» Provided data
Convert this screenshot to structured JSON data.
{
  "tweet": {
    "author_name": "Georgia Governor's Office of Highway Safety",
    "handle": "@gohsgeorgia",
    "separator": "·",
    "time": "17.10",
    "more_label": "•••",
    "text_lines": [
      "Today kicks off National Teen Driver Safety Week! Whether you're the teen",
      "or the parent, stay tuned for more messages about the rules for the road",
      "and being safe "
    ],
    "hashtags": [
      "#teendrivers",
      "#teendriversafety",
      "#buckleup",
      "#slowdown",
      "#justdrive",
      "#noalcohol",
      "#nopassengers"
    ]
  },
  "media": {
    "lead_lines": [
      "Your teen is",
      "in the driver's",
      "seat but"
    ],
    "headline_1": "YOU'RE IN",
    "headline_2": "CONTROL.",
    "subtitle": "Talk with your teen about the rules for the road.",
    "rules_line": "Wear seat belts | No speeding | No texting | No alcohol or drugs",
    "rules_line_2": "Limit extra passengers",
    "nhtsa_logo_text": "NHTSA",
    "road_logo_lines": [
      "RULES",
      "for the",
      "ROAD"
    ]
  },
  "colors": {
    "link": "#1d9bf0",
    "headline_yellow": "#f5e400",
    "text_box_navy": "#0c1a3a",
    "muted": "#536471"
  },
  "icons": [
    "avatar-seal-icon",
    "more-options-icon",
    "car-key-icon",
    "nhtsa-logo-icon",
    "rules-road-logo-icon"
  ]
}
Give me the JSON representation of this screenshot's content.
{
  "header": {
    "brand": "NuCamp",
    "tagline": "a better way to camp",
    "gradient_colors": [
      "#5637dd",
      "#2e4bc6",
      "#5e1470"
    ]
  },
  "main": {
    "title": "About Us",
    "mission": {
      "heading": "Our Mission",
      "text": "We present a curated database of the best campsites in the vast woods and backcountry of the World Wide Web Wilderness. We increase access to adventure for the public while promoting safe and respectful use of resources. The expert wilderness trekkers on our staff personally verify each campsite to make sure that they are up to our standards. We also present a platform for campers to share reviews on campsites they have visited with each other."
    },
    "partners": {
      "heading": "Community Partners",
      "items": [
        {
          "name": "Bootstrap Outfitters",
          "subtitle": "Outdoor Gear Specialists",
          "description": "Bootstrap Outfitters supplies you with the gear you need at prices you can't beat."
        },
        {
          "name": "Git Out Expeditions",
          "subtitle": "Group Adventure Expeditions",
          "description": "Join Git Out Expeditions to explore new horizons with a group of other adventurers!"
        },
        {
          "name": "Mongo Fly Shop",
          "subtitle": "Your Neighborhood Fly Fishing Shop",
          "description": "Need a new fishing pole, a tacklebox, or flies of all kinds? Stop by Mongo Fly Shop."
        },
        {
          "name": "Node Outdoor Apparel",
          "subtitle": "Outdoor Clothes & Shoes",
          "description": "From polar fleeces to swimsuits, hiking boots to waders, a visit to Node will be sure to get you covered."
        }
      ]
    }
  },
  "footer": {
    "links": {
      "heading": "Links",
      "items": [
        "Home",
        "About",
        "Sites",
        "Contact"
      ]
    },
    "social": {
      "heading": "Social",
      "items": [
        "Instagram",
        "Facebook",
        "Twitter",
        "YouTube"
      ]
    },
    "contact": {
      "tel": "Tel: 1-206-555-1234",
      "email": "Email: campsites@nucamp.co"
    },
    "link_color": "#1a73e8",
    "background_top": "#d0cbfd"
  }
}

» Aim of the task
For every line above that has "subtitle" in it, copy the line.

» Exercise answer
    "subtitle": "Talk with your teen about the rules for the road.",
          "subtitle": "Outdoor Gear Specialists",
          "subtitle": "Group Adventure Expeditions",
          "subtitle": "Your Neighborhood Fly Fishing Shop",
          "subtitle": "Outdoor Clothes & Shoes",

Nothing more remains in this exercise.